(WORK TASK): Each record, in full, must be restated word for word.

(DATA RECORDS):
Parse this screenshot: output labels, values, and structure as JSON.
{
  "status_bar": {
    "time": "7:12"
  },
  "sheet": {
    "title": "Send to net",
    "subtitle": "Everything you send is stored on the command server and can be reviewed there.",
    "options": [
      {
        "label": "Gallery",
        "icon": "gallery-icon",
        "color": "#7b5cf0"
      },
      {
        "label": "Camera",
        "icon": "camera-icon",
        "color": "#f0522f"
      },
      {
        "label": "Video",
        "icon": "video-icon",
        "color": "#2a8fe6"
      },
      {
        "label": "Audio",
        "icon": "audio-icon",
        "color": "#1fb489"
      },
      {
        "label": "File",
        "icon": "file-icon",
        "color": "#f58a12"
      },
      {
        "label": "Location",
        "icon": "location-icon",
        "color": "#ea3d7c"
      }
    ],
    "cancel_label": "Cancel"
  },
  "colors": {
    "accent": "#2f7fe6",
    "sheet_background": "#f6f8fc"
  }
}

(OUTPUT FOR THIS EXERCISE):
Parse this screenshot: output labels, values, and structure as JSON.
{
  "status_bar": {
    "time": "7:12"
  },
  "sheet": {
    "title": "Send to net",
    "subtitle": "Everything you send is stored on the command server and can be reviewed there.",
    "options": [
      {
        "label": "Gallery",
        "icon": "gallery-icon",
        "color": "#7b5cf0"
      },
      {
        "label": "Camera",
        "icon": "camera-icon",
        "color": "#f0522f"
      },
      {
        "label": "Video",
        "icon": "video-icon",
        "color": "#2a8fe6"
      },
      {
        "label": "Audio",
        "icon": "audio-icon",
        "color": "#1fb489"
      },
      {
        "label": "File",
        "icon": "file-icon",
        "color": "#f58a12"
      },
      {
        "label": "Location",
        "icon": "location-icon",
        "color": "#ea3d7c"
      }
    ],
    "cancel_label": "Cancel"
  },
  "colors": {
    "accent": "#2f7fe6",
    "sheet_background": "#f6f8fc"
  }
}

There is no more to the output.